Another part of me works hard every day to remain physically strong. As I accomplish shifting my body toward the shape of an athlete, I am finding the new identity I am comfortable to wear. Pushing all winter has given impetus to my health and strength, but in doing so I have crossed some line into a new world. My goal has been to train for racing with my team. I am a member of a dragon boat team.

Next weekend will be the first dragon boat races of this season for me and my team. Winter has been long and difficult this year and so the excitement builds. I live in the Northeast and so much of training for this sport goes indoors in the gym. Even as the weather breaks, the rivers are high and dangerous. The water shows its unexpected power every day. The surface appears calm, but the power and force of the current lies beneath churning the unknown debris. Cancer works like that. Things look smooth on the surface while underneath there is unseen trouble.

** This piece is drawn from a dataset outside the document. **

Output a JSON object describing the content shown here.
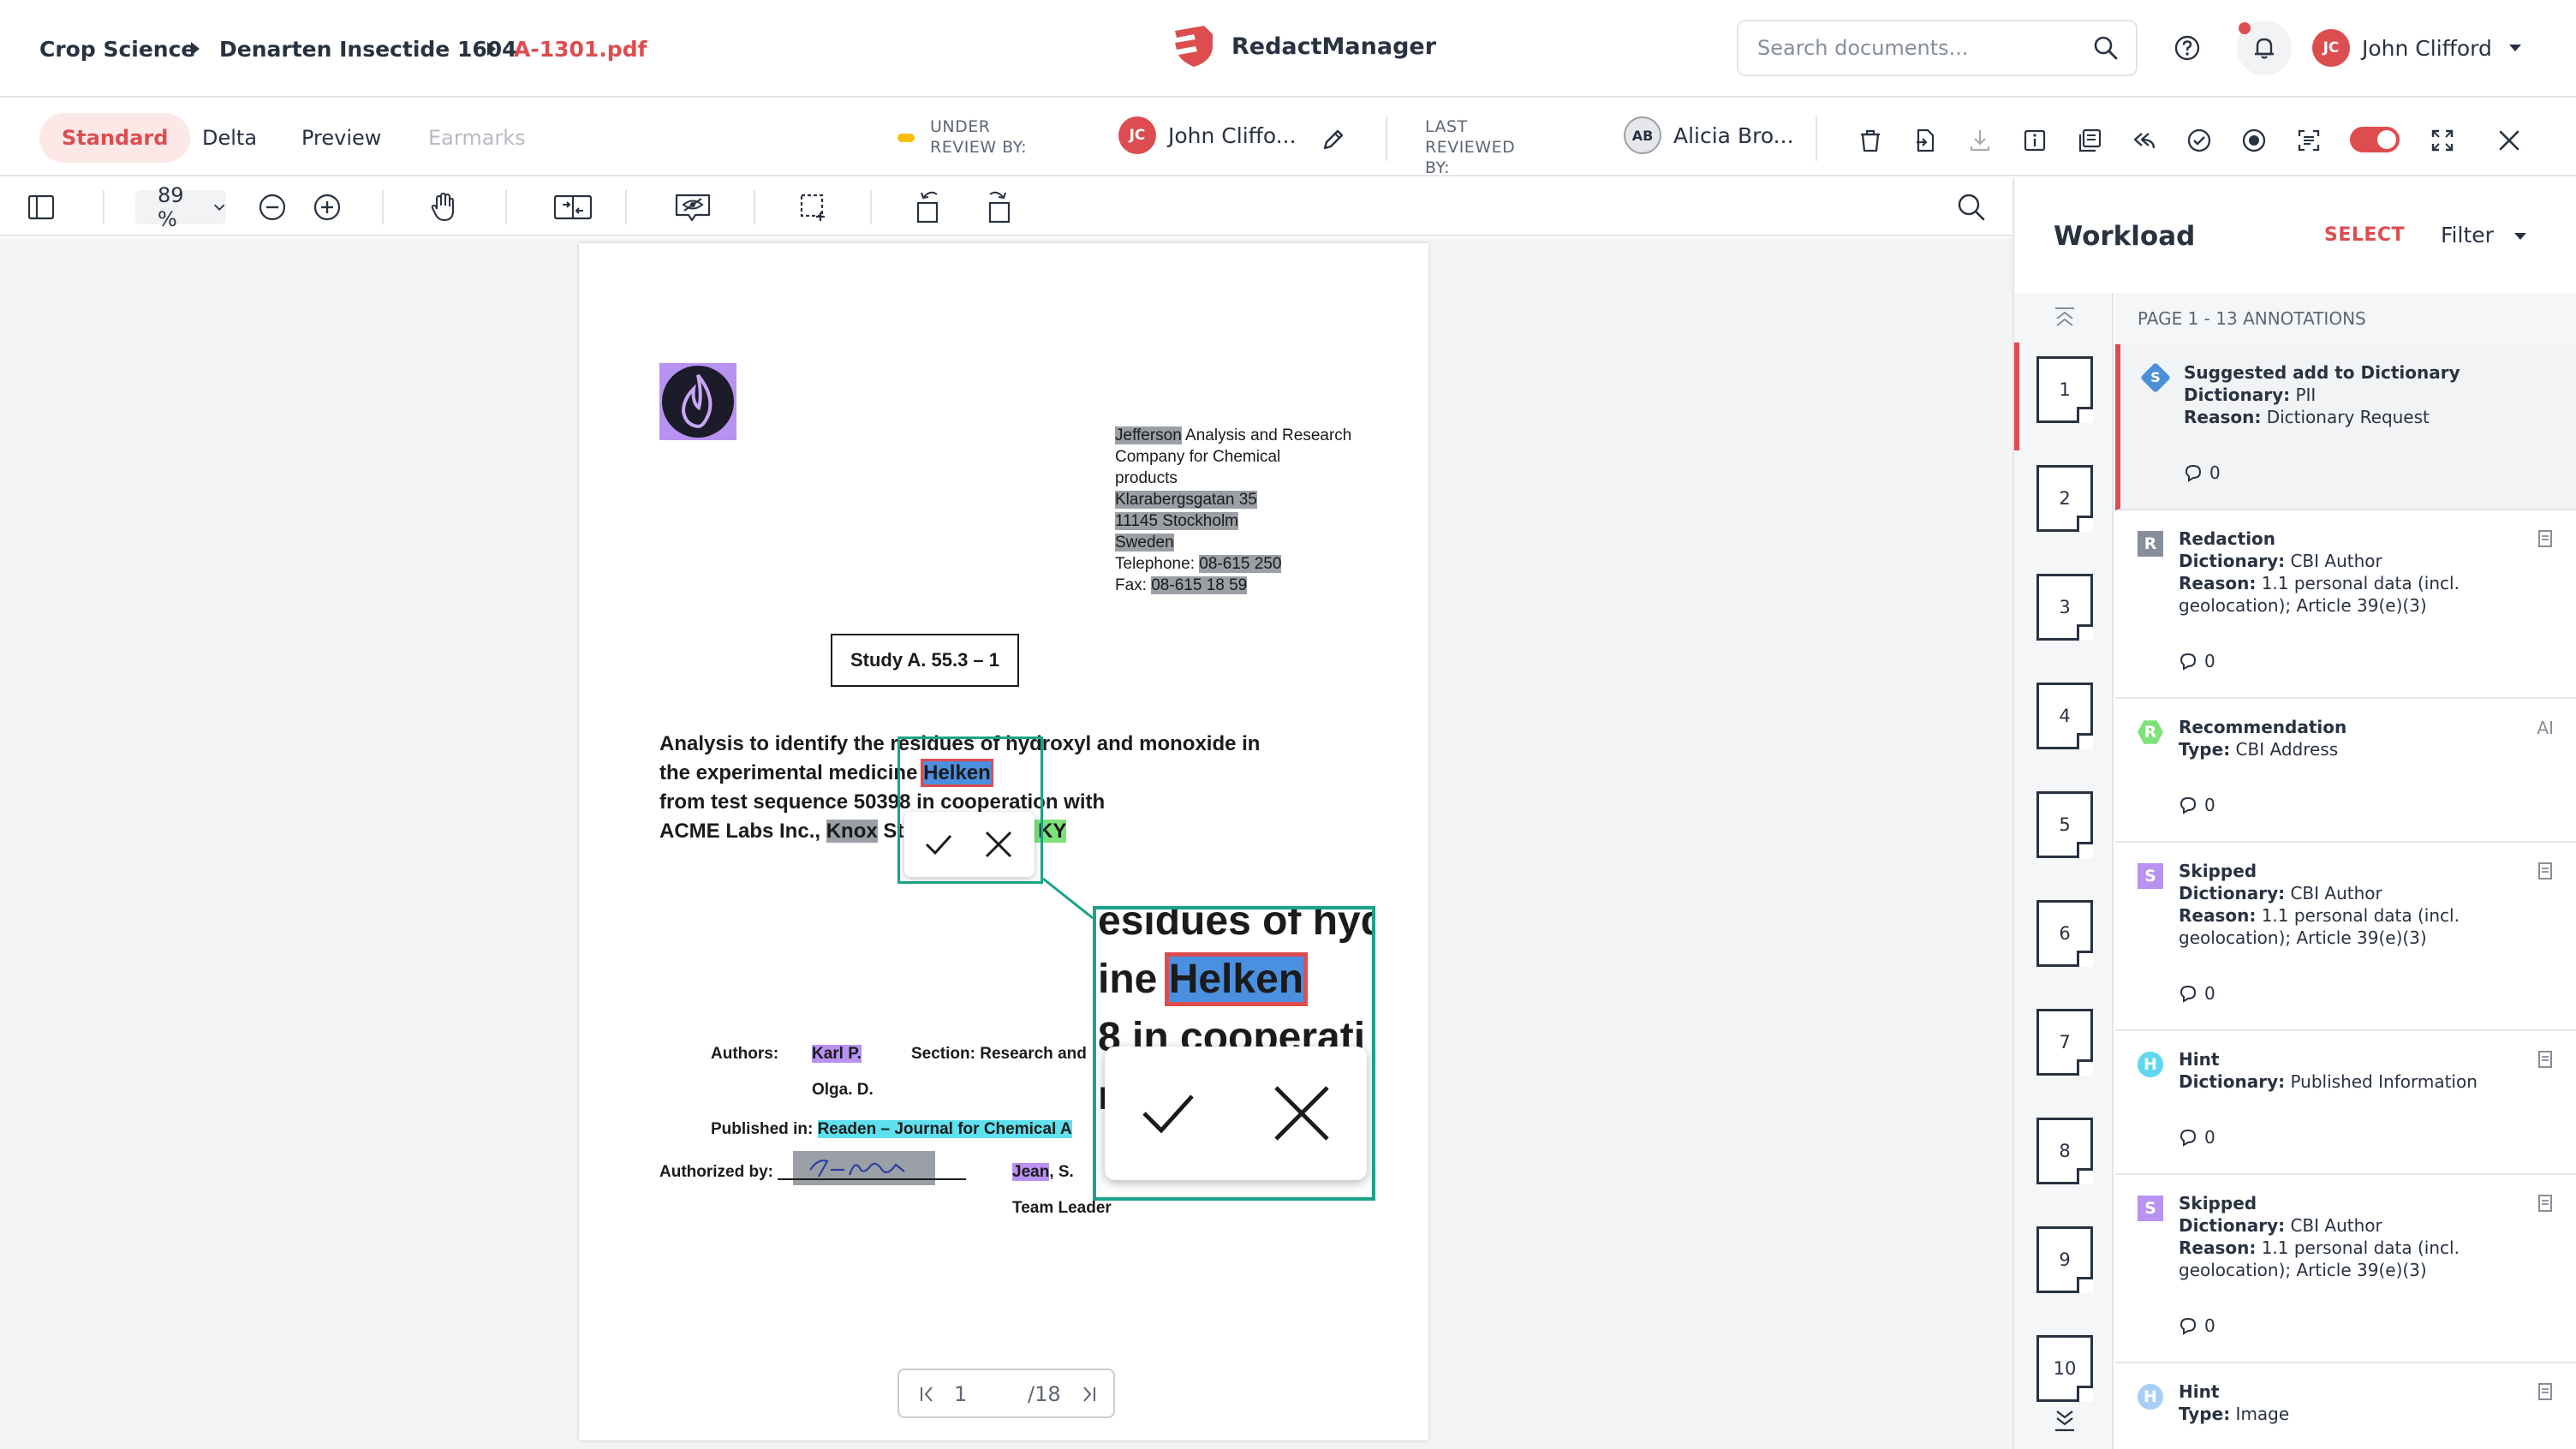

And so, part of this journey is shifting from the gym into the boat to reacquaint ourselves with paddling on the water. It requires respect and focus to disturb the angry force with only a paddle to cut the thick serenity. It has become hot quickly this weekend and there is not enough cool oxygen in the air to keep the mind clear. There is nothing else to think about but to keep in sync with the paddler in front of me. Keep in time. Plunge the paddle into the thickness. Breathe. I hide the fact that my heart is pounding out of sync with my breath, and I become dizzy with the strain. I find the reward in working together and I finally understand it is less about the body and more about the mind.

The clutter of thoughts sinks under the spring current of muddy water. The serenity of motion propels me forward. My body is spent and at times I wonder, why am I doing this? I return the next day and the day after that. It is on the water that I am allowed to go barefoot; to not worry about covering scars. On the water, there is no chemo brain or separate identity. Many professions, many walks of life, many levels of fitness all melt into one effort to move the boat. It feels good to feel strong and move forward. There is peace in letting the mind clear hearing only the sound of the water's wake the boat leaves behind. The journey of healing has taken me to unexpected places, and now the wake is finally settling back into the glassy surface.